I am a rare woman: I hate to shop. I have never liked to shop. I was blessed with a daughter who also hates to shop. We could knock off any necessary expedition in no time. Two stores, one hour, and we were both exhausted and either bought something or gave it up by mutual consent.
Not so Mama. She is a 98-year-old clothes horse. And her closets and drawers hold pretty much every purchase she ever made. She bought “well-made” clothes from places like Frederick & Nelson (Seattle’s now defunct subsidiary of Chicago’s Marshall Field’s, also defunct). Think Frango Mints, the Paul Bunyon Room, and animated windows at Christmas; my favorite features. “They just don’t make clothes like they used to. They don’t last,” she told me the other day, for the 4 millionth time. “No one can afford them,” I pointed out. “Plus, no one cares if clothes last 40 years. And what’s more, they can’t afford houses with enough closet space to hold them all.” “True,” she said.
She’s been on the hunt this fall for shoes, a warm jacket, and a sweater to replace the Icelandic knit that fell apart winter before last. She brings stuff home to live with for a while then takes some or all of it back. She finally decided on a pair of shoes—of the six pairs she brought home—two weeks ago, but continues to wear her old ones. We went for a walk at the Nisqually Wildlife Refuge yesterday, and she didn’t wear her new shoes. Apparently the old ones are good enough. I didn’t ask why she got new ones; she can’t answer why questions.
Michelle, her morning care partner, took her jacket shopping, then I went with her to see what I thought. She tried on three styles, three sizes of each, much discussion of the various colors and hats she owned that might go with each. She bought one. She returned it two days later. It wasn’t warm enough.
Yesterday, before our walk, we went to REI. It’s needs to be water resistant, although she no longer walks in the rain—too dark. It needs to be big enough to wear over two sweaters; but then it’s too big if she doesn’t need two sweaters. And, of course, the sleeves are too long. She got a down jacket that I am sure is warm with new-fangled materials, but because it’s not weighty I am quite sure I will be returning it next time I go to Olympia. She wore her older fleece on our walk, and was almost too warm (and it is hard for her to concede that). Again, I don’t know why she needed a new one. We also looked at sweaters, but they were “too expensive.”

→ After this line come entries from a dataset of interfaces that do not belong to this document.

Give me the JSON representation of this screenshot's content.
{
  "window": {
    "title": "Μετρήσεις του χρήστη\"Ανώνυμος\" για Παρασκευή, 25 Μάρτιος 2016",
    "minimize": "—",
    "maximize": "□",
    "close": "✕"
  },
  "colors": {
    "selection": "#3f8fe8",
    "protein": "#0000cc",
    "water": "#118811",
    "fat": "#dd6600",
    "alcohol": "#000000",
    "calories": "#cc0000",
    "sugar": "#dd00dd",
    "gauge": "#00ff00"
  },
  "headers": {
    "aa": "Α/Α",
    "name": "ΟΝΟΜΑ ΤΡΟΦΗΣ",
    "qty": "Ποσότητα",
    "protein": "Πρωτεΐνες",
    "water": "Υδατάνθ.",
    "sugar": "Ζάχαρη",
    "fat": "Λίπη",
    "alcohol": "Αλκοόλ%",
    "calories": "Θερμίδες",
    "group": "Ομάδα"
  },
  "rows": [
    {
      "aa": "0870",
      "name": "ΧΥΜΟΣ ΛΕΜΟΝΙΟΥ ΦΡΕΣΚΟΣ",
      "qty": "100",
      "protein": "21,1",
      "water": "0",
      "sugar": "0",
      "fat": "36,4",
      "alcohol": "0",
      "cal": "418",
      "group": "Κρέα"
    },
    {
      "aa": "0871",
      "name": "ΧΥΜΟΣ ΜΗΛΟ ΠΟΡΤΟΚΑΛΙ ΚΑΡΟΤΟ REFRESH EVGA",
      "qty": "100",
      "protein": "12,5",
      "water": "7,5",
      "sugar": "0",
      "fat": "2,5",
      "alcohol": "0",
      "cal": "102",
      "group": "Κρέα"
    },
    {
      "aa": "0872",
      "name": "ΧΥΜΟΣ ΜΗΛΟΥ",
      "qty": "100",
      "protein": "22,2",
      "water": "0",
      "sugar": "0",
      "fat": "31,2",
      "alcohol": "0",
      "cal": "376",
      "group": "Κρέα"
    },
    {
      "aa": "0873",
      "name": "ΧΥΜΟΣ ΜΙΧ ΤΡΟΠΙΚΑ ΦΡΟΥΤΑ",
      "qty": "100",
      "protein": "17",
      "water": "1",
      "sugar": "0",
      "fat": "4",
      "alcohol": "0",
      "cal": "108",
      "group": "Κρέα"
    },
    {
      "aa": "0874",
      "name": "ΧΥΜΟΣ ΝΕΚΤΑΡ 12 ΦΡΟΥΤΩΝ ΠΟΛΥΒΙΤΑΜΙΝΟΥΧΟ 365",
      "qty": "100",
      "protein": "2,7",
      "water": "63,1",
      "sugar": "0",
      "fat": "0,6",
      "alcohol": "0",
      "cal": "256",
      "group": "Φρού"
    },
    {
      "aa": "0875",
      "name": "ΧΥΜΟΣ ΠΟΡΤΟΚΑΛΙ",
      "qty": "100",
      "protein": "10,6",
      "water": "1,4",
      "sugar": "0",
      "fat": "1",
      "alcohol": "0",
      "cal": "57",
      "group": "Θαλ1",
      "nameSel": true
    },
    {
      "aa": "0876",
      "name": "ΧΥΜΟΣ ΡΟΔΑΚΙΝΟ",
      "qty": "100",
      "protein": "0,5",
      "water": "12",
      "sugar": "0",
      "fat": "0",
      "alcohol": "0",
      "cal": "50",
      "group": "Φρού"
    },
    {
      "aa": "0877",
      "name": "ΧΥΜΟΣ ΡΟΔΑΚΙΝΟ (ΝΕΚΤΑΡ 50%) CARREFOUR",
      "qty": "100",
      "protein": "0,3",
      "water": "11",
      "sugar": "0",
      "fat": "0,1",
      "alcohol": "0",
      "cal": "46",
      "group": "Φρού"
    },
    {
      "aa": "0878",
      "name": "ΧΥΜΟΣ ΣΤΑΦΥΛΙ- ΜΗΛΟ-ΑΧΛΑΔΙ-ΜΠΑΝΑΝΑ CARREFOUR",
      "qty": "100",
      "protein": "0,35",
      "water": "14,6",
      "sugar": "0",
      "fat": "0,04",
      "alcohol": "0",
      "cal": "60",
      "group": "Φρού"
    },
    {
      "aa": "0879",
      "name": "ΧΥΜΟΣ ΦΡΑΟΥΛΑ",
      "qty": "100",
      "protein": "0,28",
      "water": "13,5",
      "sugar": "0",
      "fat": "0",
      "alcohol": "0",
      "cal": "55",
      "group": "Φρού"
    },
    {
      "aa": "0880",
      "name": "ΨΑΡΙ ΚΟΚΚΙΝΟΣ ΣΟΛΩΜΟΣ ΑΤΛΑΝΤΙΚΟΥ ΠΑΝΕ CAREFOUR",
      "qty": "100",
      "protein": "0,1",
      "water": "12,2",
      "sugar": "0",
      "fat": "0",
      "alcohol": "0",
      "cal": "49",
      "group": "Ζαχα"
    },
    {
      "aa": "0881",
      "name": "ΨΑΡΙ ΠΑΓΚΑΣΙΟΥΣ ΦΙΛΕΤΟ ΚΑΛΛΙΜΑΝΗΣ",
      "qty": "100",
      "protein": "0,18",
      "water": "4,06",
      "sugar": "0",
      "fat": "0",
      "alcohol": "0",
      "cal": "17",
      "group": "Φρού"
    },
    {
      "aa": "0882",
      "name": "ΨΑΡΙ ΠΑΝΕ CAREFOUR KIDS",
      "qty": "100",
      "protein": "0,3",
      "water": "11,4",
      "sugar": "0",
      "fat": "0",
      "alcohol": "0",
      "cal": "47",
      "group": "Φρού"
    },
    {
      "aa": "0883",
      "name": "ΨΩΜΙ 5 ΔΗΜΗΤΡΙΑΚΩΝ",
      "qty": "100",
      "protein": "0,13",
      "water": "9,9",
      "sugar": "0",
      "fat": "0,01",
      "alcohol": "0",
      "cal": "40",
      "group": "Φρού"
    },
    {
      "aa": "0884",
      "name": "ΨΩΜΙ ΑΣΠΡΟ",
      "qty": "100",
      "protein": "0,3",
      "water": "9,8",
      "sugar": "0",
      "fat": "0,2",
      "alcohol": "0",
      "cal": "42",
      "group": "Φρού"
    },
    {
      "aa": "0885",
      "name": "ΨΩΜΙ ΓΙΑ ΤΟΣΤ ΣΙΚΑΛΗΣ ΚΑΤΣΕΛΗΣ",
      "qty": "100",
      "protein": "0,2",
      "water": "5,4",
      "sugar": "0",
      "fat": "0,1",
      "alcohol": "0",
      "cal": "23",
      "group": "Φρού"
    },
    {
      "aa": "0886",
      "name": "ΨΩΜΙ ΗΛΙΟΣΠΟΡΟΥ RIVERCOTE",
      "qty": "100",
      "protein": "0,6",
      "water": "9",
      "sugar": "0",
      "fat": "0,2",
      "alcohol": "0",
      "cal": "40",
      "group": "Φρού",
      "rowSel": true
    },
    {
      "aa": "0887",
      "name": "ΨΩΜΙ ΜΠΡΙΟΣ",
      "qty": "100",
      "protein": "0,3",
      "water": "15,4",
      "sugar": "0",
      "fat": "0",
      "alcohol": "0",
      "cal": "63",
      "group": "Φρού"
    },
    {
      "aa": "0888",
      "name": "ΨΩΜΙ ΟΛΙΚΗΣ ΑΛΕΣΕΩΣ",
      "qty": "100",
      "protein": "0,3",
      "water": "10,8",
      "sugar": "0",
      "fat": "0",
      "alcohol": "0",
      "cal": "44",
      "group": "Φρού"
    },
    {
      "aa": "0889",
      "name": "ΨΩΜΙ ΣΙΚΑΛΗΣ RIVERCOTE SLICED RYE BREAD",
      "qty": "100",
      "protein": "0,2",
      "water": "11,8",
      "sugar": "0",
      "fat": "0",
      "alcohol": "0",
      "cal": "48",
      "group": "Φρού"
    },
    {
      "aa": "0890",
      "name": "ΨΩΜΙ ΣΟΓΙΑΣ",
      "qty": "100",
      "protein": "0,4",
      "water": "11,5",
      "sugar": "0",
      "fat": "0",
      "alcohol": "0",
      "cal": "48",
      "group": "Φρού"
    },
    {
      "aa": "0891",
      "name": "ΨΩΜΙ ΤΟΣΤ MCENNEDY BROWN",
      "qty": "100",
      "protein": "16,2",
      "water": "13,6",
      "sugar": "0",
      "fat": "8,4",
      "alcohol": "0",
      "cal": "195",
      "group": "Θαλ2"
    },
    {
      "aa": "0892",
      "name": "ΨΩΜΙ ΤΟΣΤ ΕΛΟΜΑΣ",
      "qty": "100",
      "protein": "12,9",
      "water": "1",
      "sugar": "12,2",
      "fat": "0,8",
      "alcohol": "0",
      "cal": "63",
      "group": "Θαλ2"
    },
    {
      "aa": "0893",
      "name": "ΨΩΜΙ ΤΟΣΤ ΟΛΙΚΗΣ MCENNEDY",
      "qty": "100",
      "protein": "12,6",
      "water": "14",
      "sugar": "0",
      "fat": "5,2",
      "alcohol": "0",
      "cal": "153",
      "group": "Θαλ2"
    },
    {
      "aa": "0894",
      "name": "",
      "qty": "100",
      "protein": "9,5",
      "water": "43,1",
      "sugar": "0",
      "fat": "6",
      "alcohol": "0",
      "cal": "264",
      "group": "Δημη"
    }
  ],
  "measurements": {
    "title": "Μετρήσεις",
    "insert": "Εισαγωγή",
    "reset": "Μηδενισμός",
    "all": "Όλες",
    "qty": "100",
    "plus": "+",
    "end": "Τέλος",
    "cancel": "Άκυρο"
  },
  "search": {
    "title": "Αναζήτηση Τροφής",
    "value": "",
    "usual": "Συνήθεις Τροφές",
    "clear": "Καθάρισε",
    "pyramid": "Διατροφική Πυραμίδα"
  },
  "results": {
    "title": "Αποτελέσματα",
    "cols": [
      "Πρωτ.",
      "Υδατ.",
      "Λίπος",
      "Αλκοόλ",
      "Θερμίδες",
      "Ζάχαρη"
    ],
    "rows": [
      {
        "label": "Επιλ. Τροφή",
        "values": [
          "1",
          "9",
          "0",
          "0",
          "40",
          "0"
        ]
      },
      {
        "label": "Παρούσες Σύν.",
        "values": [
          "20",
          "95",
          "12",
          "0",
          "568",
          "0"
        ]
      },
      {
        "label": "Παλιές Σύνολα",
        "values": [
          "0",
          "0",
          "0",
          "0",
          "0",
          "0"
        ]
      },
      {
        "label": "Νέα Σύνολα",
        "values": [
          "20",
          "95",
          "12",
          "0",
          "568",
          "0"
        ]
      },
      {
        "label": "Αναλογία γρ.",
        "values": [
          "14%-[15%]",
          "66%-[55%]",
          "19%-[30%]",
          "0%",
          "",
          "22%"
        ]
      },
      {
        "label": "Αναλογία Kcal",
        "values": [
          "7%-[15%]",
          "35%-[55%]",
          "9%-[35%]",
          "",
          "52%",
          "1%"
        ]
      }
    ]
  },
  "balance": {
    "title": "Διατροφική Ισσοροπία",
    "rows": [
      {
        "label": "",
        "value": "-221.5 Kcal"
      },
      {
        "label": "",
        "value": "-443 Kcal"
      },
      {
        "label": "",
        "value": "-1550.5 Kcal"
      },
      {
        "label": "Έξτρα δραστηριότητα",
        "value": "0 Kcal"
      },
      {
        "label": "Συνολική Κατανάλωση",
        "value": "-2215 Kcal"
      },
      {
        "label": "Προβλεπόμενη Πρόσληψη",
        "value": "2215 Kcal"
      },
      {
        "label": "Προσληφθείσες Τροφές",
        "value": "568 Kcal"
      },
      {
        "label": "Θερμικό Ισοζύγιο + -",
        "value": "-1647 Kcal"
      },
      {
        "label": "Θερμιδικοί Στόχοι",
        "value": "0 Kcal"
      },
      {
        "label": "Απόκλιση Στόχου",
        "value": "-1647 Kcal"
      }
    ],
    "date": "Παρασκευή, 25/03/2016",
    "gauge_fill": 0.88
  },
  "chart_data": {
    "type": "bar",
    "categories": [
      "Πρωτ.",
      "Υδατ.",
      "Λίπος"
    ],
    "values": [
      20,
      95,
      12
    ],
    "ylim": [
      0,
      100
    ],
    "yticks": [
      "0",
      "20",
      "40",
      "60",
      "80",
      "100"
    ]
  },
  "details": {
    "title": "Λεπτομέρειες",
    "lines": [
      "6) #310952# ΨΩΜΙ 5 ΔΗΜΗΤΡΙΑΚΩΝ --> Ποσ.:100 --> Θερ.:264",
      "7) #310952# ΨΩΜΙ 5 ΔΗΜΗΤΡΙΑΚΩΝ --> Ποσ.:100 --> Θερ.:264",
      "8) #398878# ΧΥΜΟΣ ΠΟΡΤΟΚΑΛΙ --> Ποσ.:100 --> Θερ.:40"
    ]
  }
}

Today Michelle took her to the Outlet Mall to look at sweaters. She came home with one, along with a pair of wool pants (if they aren’t wool, they aren’t well-made). She refuses to have pants custom made because she doesn’t want to pay for it. But every year we all engage with her in the search and failure to find a pair of pants that fit her very odd specifications.
The sweater is not at all what she was looking for. It isn’t warm, and it doesn’t close in the front, except for two hooks.
“I thought it would look dressy with black pants,” she said.
“It would,” I agreed. Should I ask if she needs another something dressy? (Doesn’t she have twenty dressy outfits to wear places she doesn’t go?) No, I should not ask. Of course I did anyway.
“I wonder if I have a hat that matches?” she said in reply.
“It’s blue and black,” I said. “You have a blue and black wool hat.”
“But is it the right blue,” she said, more of a statement than a question. “Is it a summer sweater, or a winter one?” she asked.
“It’s winter colors and summer weight,” I said, trying to answer her questions without the commentary in my head; pretending I was a witness in a trial. It was beginning to be a trial.
I was at lunch with a friend when Mama called to tell me about the sweaters and the pants and to ask if I could take her back to the Pendleton store to look at another sweater she hadn’t gotten, when I got home. Two days in a row? Are you kidding me? We went.
She tried on one with stripes. “I don’t know if I look good in stripes,” she said.
“It looks nice on you,” I said. “But what do you want it for? This is more like a jacket and I thought you wanted something warm and cozy for in the house.”
“That’s right,” she said. She tried on a burgundy cardigan; the sales woman pointed out the mirror. “I can’t see it,” Mama told her.
“Well, how does it feel?” I asked.
“I never liked red,” she said.
“You can’t see it anyway,” I countered. “What matters is how it feels.” She took it off.
I felt amazingly patient. She likes to shop. She likes to buy stuff she used to need. She doesn’t like to spend money, but she is very good at it when it comes to clothes. And if she returns it all, it doesn’t cost anything anyway. I will get my reward; there will be no shopping in my heaven.
Then I found a wool! cardigan she hadn’t been shown this morning. Zippered. Pockets. Even had an Icelandic type design. Seemed just about right to me. She decided to get it. As the sales woman put it in the bag, Mama said, “I can return it, can’t I?”